Live The Dream
Wiiija / Beggars Banquet
By: Eric G.
If Fatboy Slim hadn’t already cornered the market on stoopid beats and funky samples, Sgt. Rock might be sitting on a commercial goldmine, but, as it turns out, he’s about two years too late. This type of techno party jam funk had long since lost its appeal by the time that “skankin’” Nike ad had aired for the millionth time. I understand the theory of repetition in music- make it sink in so that it’s remembered easily- but Sgt. Rock rides the same lame-ass beats and samples until you’re willing to do anything to make it all stop. Remember what commercial techno sounded like in the late eighties/early nineties? Divas moaning over thin, forgettable keyboard samples and cheesy beats? Evidently, Sgt. Rock has a soft spot for C&C Music Factory and Technotronic.
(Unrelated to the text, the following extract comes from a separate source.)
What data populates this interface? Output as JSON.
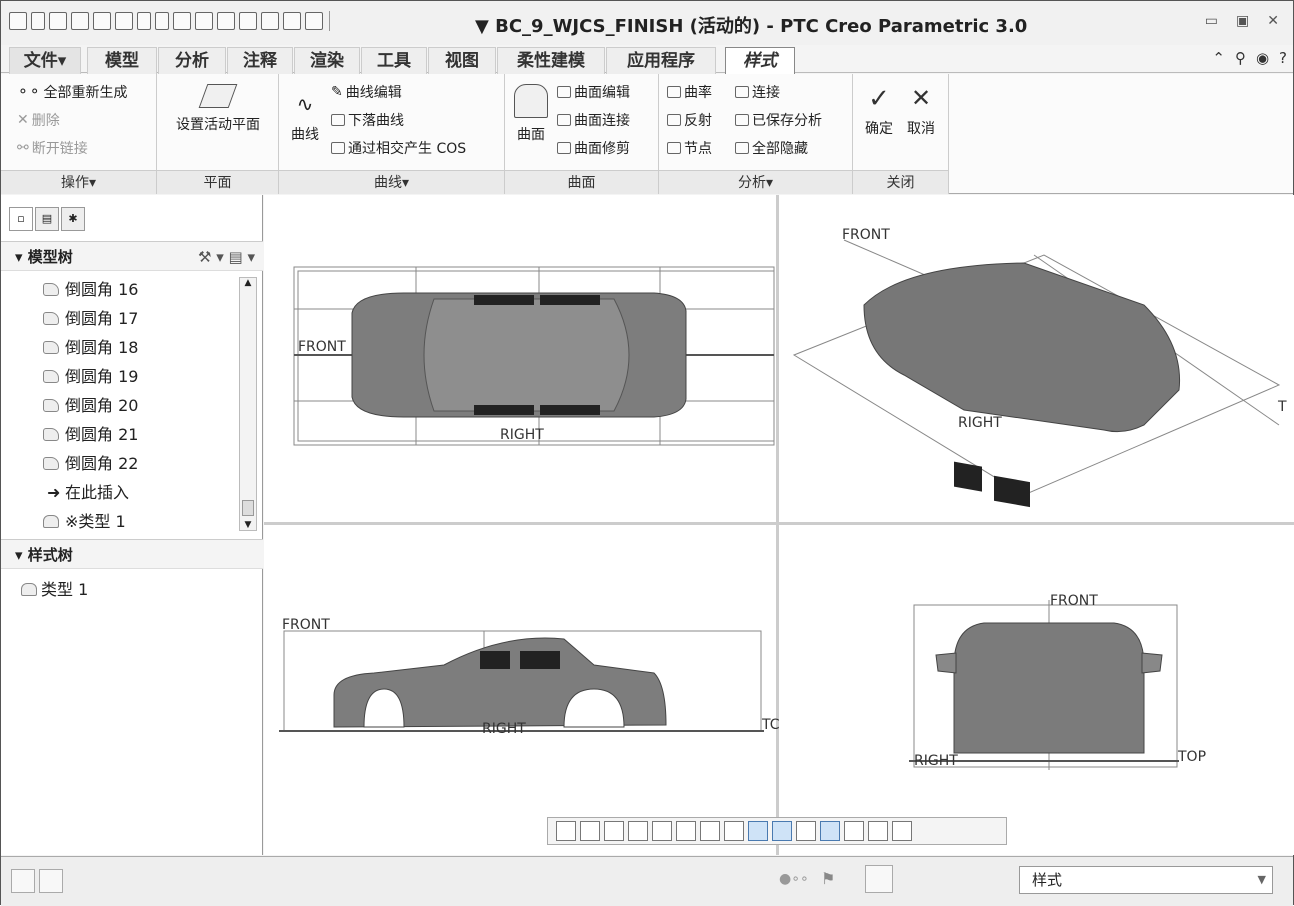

There is no question that Sgt. Rock designed his music for a party atmosphere, but his blatant plea for acceptance from the suits who decide which songs go on the next teen flick soundtrack is almost sad. He makes Fatboy Slim look like an underground God. “Rock The Biscuit” is a prime example of pointless indulgence. It’s so calculatedly light-hearted and “fun” that it’s the musical equivalent of sucking on a bottle of syrup. I could almost even live with the “dope” song titles like “Yeah Word Party” and Deeper ‘N’ Deffer” if the music didn’t sound like pale, watered down Parliament Funkadelic through the eyes of a very white DJ.